<h4>Objectives</h4>Diagnostic tests for SARS-CoV-2 are important for epidemiology, clinical management, and infection control. Limitations of oro-nasopharyngeal real-time PCR sensitivity have been described based on comparisons of single tests with repeated sampling. We assessed SARS-CoV-2 PCR clinical sensitivity using a clinical and radiological reference standard.<h4>Methods</h4>Between March-May 2020, 2060 patients underwent thoracic imaging and SARS-CoV-2 PCR testing. Imaging was independently double- or triple-reported (if discordance) by blinded radiologists according to radiological criteria for COVID-19. We excluded asymptomatic patients and those with alternative diagnoses that could explain imaging findings. Associations with PCR-positivity were assessed with binomial logistic regression.<h4>Results</h4>901 patients had possible/probable imaging features and clinical symptoms of COVID-19 and 429 patients met the clinical and radiological reference case definition. SARS-CoV-2 PCR sensitivity was 68% (95% confidence interval 64-73), was highest 7-8 days after symptom onset (78% (68-88)) and was lower among current smokers (adjusted odds ratio 0.23 (0.12-0.42) p<0.001).<h4>Conclusions</h4>In patients with clinical and imaging features of COVID-19, PCR test sensitivity was 68%, and was lower among smokers; a finding that could explain observations of lower disease incidence and that warrants further validation. PCR tests should be interpreted considering imaging, symptom duration and smoking status.

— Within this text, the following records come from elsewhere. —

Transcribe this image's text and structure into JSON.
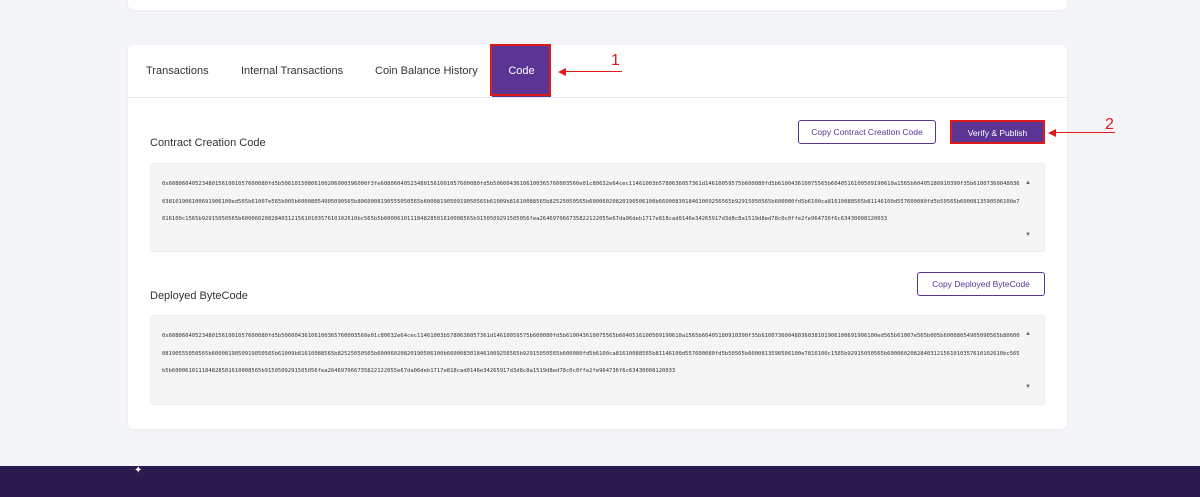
{
  "tabs": [
    {
      "label": "Transactions"
    },
    {
      "label": "Internal Transactions"
    },
    {
      "label": "Coin Balance History"
    },
    {
      "label": "Code"
    }
  ],
  "creation": {
    "title": "Contract Creation Code",
    "copy_label": "Copy Contract Creation Code",
    "verify_label": "Verify & Publish",
    "code": "0x608060405234801561001057600080fd5b50610150806100206000396000f3fe608060405234801561001057600080fd5b50600436106100365760003560e01c80632e64cec11461003b5780636057361d14610059575b600080fd5b610043610075565b6040516100509190610a1565b60405180910390f35b61007360048036038101906100691906100ed565b61007e565b005b60008054905090565b8060008190555050565b6000819050919050565b61009b81610088565b82525050565b60006020820190506100b6600083018461009256565b92915050565b600080fd5b6100ca81610088565b81146100d557600080fd5b50565b6000813590506100e7816100c1565b92915050565b60006020828403121561010357610102610bc565b5b600061011184828501610008565b9150509291505056fea264697066735822122055e67da06deb1717e818cad0146e34265917d3d8c8a1519d8ed78c0c0ffe2fe964736f6c63430008120033"
  },
  "deployed": {
    "title": "Deployed ByteCode",
    "copy_label": "Copy Deployed ByteCode",
    "code": "0x608060405234801561001057600080fd5b50600436106100365760003560e01c80632e64cec11461003b5780636057361d14610059575b600080fd5b610043610075565b6040516100509190610a1565b60405180910390f35b61007360048036038101906100691906100ed565b61007e565b005b60008054905090565b8060008190555050565b6000819050919050565b61009b81610088565b82525050565b60006020820190506100b6600083018461009256565b92915050565b600080fd5b6100ca81610088565b81146100d557600080fd5b50565b6000813590506100e7816100c1565b92915050565b60006020828403121561010357610102610bc565b5b600061011184828501610008565b9150509291505056fea264697066735822122055e67da06deb1717e818cad0146e34265917d3d8c8a1519d8ed78c0c0ffe2fe964736f6c63430008120033"
  },
  "annotations": {
    "one": "1",
    "two": "2"
  },
  "colors": {
    "accent": "#5a3594",
    "annotation": "#e01a1a",
    "footer": "#2a1a4e"
  },
  "scroll": {
    "up_icon": "triangle-up-icon",
    "down_icon": "triangle-down-icon"
  }
}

Item Type: Article
Divisions: Faculty of Health and Life Sciences
Faculty of Health and Life Sciences > Institute of Infection, Veterinary and Ecological Sciences

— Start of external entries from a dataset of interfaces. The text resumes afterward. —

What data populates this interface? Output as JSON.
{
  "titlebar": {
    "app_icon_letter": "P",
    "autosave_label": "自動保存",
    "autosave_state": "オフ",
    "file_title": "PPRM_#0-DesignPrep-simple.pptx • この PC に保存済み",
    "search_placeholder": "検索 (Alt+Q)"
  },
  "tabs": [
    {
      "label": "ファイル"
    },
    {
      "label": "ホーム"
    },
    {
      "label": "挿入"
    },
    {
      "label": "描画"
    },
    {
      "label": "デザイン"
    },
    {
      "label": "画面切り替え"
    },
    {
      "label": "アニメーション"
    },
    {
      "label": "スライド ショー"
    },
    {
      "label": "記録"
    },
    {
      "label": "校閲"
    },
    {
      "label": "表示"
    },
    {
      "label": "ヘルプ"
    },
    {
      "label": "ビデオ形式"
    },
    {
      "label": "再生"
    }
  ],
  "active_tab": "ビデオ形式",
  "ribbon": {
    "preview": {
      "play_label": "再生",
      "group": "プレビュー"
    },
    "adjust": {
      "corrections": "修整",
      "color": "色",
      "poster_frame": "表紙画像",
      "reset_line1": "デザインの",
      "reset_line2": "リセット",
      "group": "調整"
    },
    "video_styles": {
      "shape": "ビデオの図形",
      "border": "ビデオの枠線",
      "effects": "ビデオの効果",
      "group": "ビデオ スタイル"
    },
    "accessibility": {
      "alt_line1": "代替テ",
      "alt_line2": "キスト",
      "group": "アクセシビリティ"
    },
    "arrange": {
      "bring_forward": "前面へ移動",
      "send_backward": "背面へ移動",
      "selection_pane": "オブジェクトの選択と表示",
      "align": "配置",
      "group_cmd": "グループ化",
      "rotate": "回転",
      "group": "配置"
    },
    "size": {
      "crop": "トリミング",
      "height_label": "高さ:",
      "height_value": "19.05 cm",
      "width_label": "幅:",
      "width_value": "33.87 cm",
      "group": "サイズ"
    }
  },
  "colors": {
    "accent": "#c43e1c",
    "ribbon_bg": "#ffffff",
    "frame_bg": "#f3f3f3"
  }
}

Depositing User: Symplectic Admin
Date Deposited: 28 Apr 2021 10:27
Last Modified: 12 Oct 2021 13:10
DOI: 10.1016/j.jinf.2021.04.012
URI: https://livrepository.liverpool.ac.uk/id/eprint/3120856